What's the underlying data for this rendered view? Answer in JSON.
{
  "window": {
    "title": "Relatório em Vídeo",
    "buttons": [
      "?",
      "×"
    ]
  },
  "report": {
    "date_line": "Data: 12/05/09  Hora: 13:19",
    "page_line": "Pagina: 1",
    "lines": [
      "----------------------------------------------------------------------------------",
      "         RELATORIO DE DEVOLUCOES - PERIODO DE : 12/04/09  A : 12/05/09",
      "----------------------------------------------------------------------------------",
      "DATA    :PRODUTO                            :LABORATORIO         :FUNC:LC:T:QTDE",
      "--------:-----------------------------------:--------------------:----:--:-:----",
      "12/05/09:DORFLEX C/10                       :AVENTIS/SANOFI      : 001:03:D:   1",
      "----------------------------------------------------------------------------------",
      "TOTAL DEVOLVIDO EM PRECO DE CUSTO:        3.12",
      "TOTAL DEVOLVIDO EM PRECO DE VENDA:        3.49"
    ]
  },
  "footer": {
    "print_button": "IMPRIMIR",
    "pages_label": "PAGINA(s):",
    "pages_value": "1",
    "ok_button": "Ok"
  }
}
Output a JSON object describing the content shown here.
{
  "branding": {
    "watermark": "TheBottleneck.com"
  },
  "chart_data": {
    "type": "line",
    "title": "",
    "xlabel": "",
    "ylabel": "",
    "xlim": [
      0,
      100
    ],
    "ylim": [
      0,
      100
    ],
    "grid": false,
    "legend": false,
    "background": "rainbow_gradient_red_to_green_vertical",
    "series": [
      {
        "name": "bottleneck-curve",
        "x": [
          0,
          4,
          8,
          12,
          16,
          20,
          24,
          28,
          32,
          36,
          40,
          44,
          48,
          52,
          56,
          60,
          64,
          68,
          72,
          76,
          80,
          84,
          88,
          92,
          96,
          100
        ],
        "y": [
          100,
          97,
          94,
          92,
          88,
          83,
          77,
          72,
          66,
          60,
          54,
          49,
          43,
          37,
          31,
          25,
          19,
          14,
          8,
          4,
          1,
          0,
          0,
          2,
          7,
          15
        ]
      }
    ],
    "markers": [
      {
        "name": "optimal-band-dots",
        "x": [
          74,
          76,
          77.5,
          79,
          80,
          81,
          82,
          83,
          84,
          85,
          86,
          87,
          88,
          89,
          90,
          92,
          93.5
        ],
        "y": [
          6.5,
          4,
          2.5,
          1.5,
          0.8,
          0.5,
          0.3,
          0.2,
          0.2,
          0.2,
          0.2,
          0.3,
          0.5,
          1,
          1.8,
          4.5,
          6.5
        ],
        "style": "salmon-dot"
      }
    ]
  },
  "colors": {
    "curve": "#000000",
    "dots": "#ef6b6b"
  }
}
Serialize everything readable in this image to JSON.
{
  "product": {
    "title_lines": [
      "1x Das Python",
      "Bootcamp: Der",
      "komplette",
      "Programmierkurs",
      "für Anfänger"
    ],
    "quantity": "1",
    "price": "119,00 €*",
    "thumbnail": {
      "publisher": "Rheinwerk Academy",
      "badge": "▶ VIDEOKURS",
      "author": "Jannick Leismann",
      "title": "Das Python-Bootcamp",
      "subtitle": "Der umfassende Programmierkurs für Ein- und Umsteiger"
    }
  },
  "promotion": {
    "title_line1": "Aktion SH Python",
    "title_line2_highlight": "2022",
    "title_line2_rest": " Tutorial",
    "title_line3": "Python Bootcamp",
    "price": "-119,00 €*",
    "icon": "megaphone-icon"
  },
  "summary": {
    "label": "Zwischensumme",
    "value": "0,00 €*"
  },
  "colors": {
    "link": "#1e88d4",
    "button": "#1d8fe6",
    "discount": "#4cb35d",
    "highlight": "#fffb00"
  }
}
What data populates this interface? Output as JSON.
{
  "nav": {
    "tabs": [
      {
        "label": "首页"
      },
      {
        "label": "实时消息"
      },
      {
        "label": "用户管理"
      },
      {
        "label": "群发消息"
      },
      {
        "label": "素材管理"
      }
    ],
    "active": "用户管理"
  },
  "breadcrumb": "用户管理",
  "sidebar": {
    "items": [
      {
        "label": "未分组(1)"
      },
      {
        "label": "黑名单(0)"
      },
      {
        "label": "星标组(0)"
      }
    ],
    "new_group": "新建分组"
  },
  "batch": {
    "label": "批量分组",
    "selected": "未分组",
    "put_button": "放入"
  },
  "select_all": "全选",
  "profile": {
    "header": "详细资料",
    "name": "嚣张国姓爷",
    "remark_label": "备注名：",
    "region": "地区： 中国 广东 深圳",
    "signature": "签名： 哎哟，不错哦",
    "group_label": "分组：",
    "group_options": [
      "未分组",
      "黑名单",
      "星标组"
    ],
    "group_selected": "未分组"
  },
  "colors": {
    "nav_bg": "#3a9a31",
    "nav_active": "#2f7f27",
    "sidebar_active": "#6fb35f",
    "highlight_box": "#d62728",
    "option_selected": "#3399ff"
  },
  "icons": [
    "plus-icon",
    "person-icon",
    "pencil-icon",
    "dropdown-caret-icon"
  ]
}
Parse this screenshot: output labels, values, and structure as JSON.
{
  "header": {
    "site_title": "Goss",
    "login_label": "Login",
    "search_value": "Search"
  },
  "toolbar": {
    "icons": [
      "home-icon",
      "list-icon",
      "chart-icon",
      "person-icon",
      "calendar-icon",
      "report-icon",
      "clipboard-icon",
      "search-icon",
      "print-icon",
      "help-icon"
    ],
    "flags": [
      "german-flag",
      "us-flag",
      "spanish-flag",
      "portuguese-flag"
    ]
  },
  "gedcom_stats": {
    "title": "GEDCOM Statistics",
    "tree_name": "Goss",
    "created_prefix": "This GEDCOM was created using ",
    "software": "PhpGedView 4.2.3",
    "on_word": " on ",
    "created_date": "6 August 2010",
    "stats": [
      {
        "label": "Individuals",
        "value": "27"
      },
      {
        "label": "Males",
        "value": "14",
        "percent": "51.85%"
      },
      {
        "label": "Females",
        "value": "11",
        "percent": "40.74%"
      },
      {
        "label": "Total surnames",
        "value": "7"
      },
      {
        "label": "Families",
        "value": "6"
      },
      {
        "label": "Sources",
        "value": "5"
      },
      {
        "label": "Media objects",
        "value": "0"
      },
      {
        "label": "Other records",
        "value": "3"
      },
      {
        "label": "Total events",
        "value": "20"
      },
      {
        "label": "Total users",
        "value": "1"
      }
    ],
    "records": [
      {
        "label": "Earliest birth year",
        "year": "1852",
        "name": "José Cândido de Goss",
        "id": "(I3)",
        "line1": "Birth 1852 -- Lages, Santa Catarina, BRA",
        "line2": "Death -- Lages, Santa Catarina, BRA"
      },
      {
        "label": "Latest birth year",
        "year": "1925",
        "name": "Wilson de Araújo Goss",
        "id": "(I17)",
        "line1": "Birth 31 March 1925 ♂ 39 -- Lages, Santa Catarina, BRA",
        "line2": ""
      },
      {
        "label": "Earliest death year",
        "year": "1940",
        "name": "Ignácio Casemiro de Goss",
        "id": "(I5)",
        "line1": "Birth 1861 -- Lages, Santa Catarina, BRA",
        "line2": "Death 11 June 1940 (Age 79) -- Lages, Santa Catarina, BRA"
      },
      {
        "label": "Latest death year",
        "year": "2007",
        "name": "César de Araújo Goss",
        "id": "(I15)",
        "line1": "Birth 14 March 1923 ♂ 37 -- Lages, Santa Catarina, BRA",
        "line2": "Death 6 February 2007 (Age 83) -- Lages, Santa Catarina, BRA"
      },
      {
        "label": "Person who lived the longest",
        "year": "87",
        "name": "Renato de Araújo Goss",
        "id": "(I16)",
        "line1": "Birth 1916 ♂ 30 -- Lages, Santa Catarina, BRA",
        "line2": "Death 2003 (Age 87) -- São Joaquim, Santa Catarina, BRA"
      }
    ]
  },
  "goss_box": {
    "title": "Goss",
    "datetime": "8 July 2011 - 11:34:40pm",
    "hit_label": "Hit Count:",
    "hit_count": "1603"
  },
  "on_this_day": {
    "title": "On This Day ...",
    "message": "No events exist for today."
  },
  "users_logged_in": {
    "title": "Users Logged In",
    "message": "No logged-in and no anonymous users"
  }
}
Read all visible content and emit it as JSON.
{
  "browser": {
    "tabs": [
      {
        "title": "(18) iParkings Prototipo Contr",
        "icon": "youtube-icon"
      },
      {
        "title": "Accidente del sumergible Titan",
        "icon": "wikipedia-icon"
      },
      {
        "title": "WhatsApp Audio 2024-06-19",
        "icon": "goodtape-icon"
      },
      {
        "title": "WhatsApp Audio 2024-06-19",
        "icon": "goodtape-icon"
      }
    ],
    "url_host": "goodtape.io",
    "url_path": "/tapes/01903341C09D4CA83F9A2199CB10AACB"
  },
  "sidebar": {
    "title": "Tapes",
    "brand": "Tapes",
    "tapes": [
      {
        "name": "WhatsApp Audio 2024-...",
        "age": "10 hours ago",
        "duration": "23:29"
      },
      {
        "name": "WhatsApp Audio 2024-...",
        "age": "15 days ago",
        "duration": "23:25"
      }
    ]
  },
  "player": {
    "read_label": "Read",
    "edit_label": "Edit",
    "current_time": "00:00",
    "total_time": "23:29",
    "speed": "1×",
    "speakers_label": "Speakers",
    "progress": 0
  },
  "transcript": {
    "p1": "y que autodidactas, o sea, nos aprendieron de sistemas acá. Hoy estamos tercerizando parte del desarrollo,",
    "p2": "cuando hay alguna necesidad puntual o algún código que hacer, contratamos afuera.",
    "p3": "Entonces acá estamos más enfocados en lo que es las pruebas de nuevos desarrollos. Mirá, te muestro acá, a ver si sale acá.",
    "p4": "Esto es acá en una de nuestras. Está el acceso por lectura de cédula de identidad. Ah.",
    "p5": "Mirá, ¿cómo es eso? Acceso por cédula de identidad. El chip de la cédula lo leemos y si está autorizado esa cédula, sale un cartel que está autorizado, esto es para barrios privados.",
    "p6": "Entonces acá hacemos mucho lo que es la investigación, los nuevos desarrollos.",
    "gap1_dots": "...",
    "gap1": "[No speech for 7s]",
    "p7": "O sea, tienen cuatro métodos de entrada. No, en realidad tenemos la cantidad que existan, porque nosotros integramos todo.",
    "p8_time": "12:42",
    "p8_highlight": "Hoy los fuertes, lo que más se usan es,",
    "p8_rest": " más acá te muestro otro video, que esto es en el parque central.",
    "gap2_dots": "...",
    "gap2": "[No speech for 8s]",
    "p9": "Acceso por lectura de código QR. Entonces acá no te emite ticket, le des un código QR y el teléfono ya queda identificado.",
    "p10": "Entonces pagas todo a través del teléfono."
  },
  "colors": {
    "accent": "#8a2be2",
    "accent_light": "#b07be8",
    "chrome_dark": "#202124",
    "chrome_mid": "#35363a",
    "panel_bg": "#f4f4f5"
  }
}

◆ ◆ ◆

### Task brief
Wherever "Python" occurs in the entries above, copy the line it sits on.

### Final answer
      "1x Das Python",
      "title": "Das Python-Bootcamp",
    "title_line1": "Aktion SH Python",
    "title_line3": "Python Bootcamp",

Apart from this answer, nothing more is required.